* Record set *

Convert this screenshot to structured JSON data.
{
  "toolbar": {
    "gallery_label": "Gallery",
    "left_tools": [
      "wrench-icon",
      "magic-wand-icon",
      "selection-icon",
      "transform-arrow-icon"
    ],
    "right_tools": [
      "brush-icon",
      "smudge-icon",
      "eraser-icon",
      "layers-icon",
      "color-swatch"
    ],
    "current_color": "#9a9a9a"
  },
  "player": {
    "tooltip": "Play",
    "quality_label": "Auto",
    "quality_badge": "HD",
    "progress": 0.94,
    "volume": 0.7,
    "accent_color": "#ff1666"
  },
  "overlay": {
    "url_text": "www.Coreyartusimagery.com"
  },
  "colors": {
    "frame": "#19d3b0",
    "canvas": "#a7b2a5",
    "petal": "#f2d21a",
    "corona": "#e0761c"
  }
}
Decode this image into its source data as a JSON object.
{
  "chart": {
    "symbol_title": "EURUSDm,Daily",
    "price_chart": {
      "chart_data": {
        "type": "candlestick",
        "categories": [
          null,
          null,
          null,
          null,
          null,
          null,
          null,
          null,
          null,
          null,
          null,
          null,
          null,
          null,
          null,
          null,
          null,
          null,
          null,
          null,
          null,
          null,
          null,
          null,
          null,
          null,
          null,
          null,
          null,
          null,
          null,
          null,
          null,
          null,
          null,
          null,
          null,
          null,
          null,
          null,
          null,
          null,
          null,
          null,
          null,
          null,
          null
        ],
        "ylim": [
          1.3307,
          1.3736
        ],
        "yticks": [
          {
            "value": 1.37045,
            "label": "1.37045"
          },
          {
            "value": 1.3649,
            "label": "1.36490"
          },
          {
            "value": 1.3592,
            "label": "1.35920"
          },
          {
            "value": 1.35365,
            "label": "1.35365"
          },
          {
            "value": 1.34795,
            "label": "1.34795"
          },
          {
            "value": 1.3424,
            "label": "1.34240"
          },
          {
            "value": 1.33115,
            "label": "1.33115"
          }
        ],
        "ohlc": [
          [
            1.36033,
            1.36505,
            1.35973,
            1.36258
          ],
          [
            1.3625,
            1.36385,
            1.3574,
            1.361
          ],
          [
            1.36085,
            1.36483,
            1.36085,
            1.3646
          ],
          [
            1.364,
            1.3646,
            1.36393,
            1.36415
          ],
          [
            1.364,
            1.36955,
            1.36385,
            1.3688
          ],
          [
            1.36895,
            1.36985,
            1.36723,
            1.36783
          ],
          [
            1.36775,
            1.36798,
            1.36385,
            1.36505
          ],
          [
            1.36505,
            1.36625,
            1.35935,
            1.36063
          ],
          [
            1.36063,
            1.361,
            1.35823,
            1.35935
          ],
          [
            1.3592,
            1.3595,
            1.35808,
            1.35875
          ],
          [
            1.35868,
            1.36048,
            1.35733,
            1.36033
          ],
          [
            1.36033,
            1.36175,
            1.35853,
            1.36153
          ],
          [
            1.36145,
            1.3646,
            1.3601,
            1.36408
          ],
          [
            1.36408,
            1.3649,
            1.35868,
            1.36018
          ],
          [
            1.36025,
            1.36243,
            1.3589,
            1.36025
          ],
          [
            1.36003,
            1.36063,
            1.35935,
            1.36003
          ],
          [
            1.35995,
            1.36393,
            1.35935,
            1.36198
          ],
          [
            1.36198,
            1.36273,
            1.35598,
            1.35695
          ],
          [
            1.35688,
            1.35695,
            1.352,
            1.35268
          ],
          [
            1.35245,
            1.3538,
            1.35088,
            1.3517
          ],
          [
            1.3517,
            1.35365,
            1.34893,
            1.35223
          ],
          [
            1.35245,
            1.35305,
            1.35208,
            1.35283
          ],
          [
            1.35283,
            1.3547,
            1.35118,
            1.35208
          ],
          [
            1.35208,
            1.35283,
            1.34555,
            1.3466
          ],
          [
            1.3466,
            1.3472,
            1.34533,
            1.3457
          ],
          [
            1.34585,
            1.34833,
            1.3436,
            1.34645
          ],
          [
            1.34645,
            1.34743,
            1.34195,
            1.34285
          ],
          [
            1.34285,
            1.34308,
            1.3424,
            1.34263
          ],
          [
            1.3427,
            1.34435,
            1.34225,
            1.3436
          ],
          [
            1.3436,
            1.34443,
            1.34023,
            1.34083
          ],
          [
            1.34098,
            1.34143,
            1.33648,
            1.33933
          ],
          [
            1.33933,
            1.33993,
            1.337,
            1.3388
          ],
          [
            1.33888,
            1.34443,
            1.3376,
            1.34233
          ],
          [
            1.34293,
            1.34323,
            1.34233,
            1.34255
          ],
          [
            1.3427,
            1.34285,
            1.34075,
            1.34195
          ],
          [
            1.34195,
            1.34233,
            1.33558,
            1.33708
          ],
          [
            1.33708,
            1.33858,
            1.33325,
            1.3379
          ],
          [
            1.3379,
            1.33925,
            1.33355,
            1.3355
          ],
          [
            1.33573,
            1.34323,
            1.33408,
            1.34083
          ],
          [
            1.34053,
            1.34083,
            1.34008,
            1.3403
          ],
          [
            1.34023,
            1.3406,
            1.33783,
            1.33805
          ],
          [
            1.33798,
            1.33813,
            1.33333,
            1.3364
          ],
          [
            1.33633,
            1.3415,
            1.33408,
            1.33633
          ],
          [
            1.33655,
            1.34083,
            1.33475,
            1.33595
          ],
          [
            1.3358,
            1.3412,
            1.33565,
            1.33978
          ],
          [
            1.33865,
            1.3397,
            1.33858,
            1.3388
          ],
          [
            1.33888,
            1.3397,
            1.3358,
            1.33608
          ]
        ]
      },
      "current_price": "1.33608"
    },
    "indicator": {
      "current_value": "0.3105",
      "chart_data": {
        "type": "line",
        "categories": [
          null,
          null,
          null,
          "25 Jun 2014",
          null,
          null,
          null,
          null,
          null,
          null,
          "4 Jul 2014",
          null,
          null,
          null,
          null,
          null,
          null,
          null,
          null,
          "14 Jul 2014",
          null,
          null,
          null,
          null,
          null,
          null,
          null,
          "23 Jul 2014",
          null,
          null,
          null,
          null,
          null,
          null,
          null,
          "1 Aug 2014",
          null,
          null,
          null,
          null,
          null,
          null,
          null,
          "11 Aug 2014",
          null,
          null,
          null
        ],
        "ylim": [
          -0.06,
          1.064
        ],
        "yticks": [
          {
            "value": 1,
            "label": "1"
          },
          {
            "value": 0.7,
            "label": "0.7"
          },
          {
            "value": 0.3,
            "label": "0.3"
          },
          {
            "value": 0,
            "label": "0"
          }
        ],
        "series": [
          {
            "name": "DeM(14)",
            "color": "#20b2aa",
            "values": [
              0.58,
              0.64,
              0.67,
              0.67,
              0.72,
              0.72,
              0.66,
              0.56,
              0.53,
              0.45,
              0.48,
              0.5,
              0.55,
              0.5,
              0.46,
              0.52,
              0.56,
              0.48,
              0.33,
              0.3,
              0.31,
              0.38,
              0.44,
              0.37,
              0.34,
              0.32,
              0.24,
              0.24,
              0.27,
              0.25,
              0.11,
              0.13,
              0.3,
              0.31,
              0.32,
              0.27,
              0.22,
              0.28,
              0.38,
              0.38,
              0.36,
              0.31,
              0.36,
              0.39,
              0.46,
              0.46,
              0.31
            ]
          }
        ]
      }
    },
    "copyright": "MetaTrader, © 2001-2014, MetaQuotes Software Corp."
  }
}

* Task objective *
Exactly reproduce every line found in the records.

* Result below *
Convert this screenshot to structured JSON data.
{
  "toolbar": {
    "gallery_label": "Gallery",
    "left_tools": [
      "wrench-icon",
      "magic-wand-icon",
      "selection-icon",
      "transform-arrow-icon"
    ],
    "right_tools": [
      "brush-icon",
      "smudge-icon",
      "eraser-icon",
      "layers-icon",
      "color-swatch"
    ],
    "current_color": "#9a9a9a"
  },
  "player": {
    "tooltip": "Play",
    "quality_label": "Auto",
    "quality_badge": "HD",
    "progress": 0.94,
    "volume": 0.7,
    "accent_color": "#ff1666"
  },
  "overlay": {
    "url_text": "www.Coreyartusimagery.com"
  },
  "colors": {
    "frame": "#19d3b0",
    "canvas": "#a7b2a5",
    "petal": "#f2d21a",
    "corona": "#e0761c"
  }
}
Decode this image into its source data as a JSON object.
{
  "chart": {
    "symbol_title": "EURUSDm,Daily",
    "price_chart": {
      "chart_data": {
        "type": "candlestick",
        "categories": [
          null,
          null,
          null,
          null,
          null,
          null,
          null,
          null,
          null,
          null,
          null,
          null,
          null,
          null,
          null,
          null,
          null,
          null,
          null,
          null,
          null,
          null,
          null,
          null,
          null,
          null,
          null,
          null,
          null,
          null,
          null,
          null,
          null,
          null,
          null,
          null,
          null,
          null,
          null,
          null,
          null,
          null,
          null,
          null,
          null,
          null,
          null
        ],
        "ylim": [
          1.3307,
          1.3736
        ],
        "yticks": [
          {
            "value": 1.37045,
            "label": "1.37045"
          },
          {
            "value": 1.3649,
            "label": "1.36490"
          },
          {
            "value": 1.3592,
            "label": "1.35920"
          },
          {
            "value": 1.35365,
            "label": "1.35365"
          },
          {
            "value": 1.34795,
            "label": "1.34795"
          },
          {
            "value": 1.3424,
            "label": "1.34240"
          },
          {
            "value": 1.33115,
            "label": "1.33115"
          }
        ],
        "ohlc": [
          [
            1.36033,
            1.36505,
            1.35973,
            1.36258
          ],
          [
            1.3625,
            1.36385,
            1.3574,
            1.361
          ],
          [
            1.36085,
            1.36483,
            1.36085,
            1.3646
          ],
          [
            1.364,
            1.3646,
            1.36393,
            1.36415
          ],
          [
            1.364,
            1.36955,
            1.36385,
            1.3688
          ],
          [
            1.36895,
            1.36985,
            1.36723,
            1.36783
          ],
          [
            1.36775,
            1.36798,
            1.36385,
            1.36505
          ],
          [
            1.36505,
            1.36625,
            1.35935,
            1.36063
          ],
          [
            1.36063,
            1.361,
            1.35823,
            1.35935
          ],
          [
            1.3592,
            1.3595,
            1.35808,
            1.35875
          ],
          [
            1.35868,
            1.36048,
            1.35733,
            1.36033
          ],
          [
            1.36033,
            1.36175,
            1.35853,
            1.36153
          ],
          [
            1.36145,
            1.3646,
            1.3601,
            1.36408
          ],
          [
            1.36408,
            1.3649,
            1.35868,
            1.36018
          ],
          [
            1.36025,
            1.36243,
            1.3589,
            1.36025
          ],
          [
            1.36003,
            1.36063,
            1.35935,
            1.36003
          ],
          [
            1.35995,
            1.36393,
            1.35935,
            1.36198
          ],
          [
            1.36198,
            1.36273,
            1.35598,
            1.35695
          ],
          [
            1.35688,
            1.35695,
            1.352,
            1.35268
          ],
          [
            1.35245,
            1.3538,
            1.35088,
            1.3517
          ],
          [
            1.3517,
            1.35365,
            1.34893,
            1.35223
          ],
          [
            1.35245,
            1.35305,
            1.35208,
            1.35283
          ],
          [
            1.35283,
            1.3547,
            1.35118,
            1.35208
          ],
          [
            1.35208,
            1.35283,
            1.34555,
            1.3466
          ],
          [
            1.3466,
            1.3472,
            1.34533,
            1.3457
          ],
          [
            1.34585,
            1.34833,
            1.3436,
            1.34645
          ],
          [
            1.34645,
            1.34743,
            1.34195,
            1.34285
          ],
          [
            1.34285,
            1.34308,
            1.3424,
            1.34263
          ],
          [
            1.3427,
            1.34435,
            1.34225,
            1.3436
          ],
          [
            1.3436,
            1.34443,
            1.34023,
            1.34083
          ],
          [
            1.34098,
            1.34143,
            1.33648,
            1.33933
          ],
          [
            1.33933,
            1.33993,
            1.337,
            1.3388
          ],
          [
            1.33888,
            1.34443,
            1.3376,
            1.34233
          ],
          [
            1.34293,
            1.34323,
            1.34233,
            1.34255
          ],
          [
            1.3427,
            1.34285,
            1.34075,
            1.34195
          ],
          [
            1.34195,
            1.34233,
            1.33558,
            1.33708
          ],
          [
            1.33708,
            1.33858,
            1.33325,
            1.3379
          ],
          [
            1.3379,
            1.33925,
            1.33355,
            1.3355
          ],
          [
            1.33573,
            1.34323,
            1.33408,
            1.34083
          ],
          [
            1.34053,
            1.34083,
            1.34008,
            1.3403
          ],
          [
            1.34023,
            1.3406,
            1.33783,
            1.33805
          ],
          [
            1.33798,
            1.33813,
            1.33333,
            1.3364
          ],
          [
            1.33633,
            1.3415,
            1.33408,
            1.33633
          ],
          [
            1.33655,
            1.34083,
            1.33475,
            1.33595
          ],
          [
            1.3358,
            1.3412,
            1.33565,
            1.33978
          ],
          [
            1.33865,
            1.3397,
            1.33858,
            1.3388
          ],
          [
            1.33888,
            1.3397,
            1.3358,
            1.33608
          ]
        ]
      },
      "current_price": "1.33608"
    },
    "indicator": {
      "current_value": "0.3105",
      "chart_data": {
        "type": "line",
        "categories": [
          null,
          null,
          null,
          "25 Jun 2014",
          null,
          null,
          null,
          null,
          null,
          null,
          "4 Jul 2014",
          null,
          null,
          null,
          null,
          null,
          null,
          null,
          null,
          "14 Jul 2014",
          null,
          null,
          null,
          null,
          null,
          null,
          null,
          "23 Jul 2014",
          null,
          null,
          null,
          null,
          null,
          null,
          null,
          "1 Aug 2014",
          null,
          null,
          null,
          null,
          null,
          null,
          null,
          "11 Aug 2014",
          null,
          null,
          null
        ],
        "ylim": [
          -0.06,
          1.064
        ],
        "yticks": [
          {
            "value": 1,
            "label": "1"
          },
          {
            "value": 0.7,
            "label": "0.7"
          },
          {
            "value": 0.3,
            "label": "0.3"
          },
          {
            "value": 0,
            "label": "0"
          }
        ],
        "series": [
          {
            "name": "DeM(14)",
            "color": "#20b2aa",
            "values": [
              0.58,
              0.64,
              0.67,
              0.67,
              0.72,
              0.72,
              0.66,
              0.56,
              0.53,
              0.45,
              0.48,
              0.5,
              0.55,
              0.5,
              0.46,
              0.52,
              0.56,
              0.48,
              0.33,
              0.3,
              0.31,
              0.38,
              0.44,
              0.37,
              0.34,
              0.32,
              0.24,
              0.24,
              0.27,
              0.25,
              0.11,
              0.13,
              0.3,
              0.31,
              0.32,
              0.27,
              0.22,
              0.28,
              0.38,
              0.38,
              0.36,
              0.31,
              0.36,
              0.39,
              0.46,
              0.46,
              0.31
            ]
          }
        ]
      }
    },
    "copyright": "MetaTrader, © 2001-2014, MetaQuotes Software Corp."
  }
}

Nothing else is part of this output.